=== Section Start ===

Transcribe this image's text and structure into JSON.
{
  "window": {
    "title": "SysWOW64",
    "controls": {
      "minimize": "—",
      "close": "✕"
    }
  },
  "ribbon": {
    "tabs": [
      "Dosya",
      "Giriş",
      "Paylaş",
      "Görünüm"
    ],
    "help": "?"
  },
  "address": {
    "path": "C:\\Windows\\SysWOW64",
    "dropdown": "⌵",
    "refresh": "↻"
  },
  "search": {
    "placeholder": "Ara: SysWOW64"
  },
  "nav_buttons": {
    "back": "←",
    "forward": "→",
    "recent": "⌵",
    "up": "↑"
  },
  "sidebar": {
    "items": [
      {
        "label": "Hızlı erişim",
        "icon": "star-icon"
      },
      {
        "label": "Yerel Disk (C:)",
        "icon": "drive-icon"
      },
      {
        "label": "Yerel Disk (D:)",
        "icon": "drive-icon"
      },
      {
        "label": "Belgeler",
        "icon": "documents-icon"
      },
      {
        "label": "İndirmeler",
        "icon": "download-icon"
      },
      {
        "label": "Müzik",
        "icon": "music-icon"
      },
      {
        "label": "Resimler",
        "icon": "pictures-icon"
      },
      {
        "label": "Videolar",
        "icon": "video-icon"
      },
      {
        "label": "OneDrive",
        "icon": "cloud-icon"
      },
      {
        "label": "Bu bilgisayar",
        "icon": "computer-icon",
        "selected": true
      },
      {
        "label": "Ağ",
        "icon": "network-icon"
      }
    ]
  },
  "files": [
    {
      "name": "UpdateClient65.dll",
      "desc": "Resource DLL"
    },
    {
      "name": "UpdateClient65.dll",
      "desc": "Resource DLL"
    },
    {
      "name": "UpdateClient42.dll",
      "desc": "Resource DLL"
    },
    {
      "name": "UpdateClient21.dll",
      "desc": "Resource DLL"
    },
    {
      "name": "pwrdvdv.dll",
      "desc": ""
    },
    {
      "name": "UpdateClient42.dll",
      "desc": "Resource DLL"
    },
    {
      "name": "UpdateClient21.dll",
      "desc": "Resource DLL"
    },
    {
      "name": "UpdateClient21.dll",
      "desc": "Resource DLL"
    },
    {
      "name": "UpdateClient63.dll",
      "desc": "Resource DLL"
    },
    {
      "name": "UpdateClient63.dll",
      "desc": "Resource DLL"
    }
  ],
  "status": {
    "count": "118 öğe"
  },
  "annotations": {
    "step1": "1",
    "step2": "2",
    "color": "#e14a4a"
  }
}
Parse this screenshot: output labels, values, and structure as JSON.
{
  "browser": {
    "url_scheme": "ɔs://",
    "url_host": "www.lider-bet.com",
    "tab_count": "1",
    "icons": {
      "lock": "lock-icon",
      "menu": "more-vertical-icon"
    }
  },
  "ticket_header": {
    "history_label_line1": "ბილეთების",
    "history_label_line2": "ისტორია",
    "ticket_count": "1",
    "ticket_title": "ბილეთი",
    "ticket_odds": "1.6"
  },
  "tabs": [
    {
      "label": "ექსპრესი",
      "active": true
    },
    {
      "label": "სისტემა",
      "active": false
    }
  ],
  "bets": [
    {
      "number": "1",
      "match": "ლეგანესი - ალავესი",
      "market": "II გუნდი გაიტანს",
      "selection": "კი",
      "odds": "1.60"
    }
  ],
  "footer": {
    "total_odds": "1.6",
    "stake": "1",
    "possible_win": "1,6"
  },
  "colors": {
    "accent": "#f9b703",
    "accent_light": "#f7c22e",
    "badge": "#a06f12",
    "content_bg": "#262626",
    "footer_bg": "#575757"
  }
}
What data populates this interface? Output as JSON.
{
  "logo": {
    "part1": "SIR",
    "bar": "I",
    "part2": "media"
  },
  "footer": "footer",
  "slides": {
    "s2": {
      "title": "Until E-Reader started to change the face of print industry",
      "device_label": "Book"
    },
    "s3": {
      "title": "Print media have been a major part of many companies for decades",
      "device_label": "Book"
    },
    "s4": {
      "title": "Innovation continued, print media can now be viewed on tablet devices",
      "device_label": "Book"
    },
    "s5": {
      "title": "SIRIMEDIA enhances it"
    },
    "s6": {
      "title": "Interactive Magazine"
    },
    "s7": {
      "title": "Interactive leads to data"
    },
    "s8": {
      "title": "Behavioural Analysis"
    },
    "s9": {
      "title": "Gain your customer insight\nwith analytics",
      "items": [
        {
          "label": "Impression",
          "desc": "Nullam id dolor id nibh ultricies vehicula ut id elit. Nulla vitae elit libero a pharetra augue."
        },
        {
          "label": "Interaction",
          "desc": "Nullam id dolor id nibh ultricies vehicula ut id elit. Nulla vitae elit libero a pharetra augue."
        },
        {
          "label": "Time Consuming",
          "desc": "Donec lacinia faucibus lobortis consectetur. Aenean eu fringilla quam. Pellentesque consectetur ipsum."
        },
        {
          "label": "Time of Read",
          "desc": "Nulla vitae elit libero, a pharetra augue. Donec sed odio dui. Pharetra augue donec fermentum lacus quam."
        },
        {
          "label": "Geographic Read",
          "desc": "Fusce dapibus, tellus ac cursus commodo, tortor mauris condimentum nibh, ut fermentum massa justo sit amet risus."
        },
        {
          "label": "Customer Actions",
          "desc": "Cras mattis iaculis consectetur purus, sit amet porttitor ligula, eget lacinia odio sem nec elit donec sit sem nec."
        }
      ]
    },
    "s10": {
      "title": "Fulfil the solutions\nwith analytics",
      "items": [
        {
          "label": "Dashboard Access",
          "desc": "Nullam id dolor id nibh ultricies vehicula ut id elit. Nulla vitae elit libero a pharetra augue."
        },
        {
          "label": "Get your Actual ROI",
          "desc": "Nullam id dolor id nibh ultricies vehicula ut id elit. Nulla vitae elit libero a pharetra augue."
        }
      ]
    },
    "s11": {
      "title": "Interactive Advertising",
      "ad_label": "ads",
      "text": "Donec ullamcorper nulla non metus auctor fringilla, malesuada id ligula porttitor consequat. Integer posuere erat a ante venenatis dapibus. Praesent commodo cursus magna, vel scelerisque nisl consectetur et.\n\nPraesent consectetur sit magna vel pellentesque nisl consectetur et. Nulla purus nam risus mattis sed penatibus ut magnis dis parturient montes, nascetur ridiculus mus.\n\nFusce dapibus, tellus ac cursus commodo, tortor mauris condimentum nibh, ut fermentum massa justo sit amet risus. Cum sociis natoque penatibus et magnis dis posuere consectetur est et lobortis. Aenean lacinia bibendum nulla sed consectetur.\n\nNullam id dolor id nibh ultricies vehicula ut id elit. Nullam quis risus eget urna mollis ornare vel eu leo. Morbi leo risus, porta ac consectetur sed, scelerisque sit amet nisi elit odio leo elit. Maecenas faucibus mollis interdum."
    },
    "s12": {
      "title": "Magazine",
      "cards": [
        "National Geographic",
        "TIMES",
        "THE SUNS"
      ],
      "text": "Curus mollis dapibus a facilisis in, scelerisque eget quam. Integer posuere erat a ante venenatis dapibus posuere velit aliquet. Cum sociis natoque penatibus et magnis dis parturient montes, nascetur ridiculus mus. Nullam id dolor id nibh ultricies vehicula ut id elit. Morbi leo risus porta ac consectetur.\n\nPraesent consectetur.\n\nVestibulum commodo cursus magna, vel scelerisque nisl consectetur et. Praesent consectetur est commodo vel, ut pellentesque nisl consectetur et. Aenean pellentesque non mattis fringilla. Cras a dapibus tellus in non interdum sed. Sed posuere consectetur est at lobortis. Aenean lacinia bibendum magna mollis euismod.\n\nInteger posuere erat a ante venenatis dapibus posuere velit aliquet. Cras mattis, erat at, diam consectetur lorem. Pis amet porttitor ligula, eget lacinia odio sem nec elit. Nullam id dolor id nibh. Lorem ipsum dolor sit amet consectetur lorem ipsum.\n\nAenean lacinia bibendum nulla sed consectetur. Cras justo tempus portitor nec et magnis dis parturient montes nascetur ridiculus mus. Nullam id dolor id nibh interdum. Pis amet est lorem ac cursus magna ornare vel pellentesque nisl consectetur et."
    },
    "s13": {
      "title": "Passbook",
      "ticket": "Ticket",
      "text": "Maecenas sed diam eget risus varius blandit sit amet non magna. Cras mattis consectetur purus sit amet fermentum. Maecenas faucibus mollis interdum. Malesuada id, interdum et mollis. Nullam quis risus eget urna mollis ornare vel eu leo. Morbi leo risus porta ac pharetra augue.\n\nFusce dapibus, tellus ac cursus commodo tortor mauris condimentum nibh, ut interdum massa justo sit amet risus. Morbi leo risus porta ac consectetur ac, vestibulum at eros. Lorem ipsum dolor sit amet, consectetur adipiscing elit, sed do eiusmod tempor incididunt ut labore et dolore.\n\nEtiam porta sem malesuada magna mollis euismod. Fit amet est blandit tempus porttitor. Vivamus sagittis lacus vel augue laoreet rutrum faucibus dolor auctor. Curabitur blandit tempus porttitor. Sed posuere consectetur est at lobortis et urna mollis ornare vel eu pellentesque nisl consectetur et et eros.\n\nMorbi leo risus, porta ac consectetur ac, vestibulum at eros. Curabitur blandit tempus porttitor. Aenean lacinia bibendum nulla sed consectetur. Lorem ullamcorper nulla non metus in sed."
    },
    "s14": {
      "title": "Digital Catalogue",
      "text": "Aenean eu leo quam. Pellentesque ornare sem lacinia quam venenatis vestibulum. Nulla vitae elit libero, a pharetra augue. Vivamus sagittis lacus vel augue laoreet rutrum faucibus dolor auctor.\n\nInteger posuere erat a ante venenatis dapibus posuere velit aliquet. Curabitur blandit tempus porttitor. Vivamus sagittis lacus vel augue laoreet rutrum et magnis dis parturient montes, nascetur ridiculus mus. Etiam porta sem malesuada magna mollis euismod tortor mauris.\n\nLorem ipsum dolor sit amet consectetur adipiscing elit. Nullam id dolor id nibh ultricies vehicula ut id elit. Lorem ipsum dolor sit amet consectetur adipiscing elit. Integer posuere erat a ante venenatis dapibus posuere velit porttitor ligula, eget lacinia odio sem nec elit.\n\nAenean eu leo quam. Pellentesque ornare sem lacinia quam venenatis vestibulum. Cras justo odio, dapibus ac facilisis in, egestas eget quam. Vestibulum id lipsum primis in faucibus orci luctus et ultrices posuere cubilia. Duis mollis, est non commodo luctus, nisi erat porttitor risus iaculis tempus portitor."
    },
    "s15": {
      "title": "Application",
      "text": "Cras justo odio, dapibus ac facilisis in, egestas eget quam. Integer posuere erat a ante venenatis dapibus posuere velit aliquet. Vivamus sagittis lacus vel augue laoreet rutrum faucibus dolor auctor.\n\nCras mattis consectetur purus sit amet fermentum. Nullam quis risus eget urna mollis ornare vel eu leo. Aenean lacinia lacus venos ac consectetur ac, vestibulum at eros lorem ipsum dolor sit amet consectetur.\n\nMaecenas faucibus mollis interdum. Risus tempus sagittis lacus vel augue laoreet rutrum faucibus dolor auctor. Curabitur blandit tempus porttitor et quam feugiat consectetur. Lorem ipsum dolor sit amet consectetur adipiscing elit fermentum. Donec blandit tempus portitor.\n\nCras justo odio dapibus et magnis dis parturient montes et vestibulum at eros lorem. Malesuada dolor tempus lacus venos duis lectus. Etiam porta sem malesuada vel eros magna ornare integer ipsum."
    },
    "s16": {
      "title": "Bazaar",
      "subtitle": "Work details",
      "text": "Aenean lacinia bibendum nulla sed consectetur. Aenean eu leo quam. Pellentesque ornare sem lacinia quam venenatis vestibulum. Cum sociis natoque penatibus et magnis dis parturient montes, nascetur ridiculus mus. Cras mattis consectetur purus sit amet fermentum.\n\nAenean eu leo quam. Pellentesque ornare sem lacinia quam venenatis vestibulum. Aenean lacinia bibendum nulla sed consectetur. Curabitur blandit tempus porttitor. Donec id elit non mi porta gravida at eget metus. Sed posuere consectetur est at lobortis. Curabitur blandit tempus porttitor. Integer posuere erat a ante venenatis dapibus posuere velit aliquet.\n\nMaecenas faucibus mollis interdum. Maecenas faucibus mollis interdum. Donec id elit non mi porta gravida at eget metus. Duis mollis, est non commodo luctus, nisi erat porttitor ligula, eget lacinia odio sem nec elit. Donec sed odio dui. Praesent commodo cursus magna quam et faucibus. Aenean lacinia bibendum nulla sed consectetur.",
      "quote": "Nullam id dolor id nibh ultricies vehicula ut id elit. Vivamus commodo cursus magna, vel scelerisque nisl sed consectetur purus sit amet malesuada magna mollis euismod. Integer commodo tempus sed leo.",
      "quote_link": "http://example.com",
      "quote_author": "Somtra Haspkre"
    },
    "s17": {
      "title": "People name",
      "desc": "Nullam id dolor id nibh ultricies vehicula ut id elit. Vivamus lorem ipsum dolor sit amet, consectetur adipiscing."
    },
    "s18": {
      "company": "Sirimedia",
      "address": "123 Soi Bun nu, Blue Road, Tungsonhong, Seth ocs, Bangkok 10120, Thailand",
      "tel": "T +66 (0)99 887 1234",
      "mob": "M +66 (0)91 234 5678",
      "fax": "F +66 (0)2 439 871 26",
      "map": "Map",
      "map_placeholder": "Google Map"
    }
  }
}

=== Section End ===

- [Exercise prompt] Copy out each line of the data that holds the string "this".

- [Your solution]
Transcribe this image's text and structure into JSON.
Parse this screenshot: output labels, values, and structure as JSON.
What data populates this interface? Output as JSON.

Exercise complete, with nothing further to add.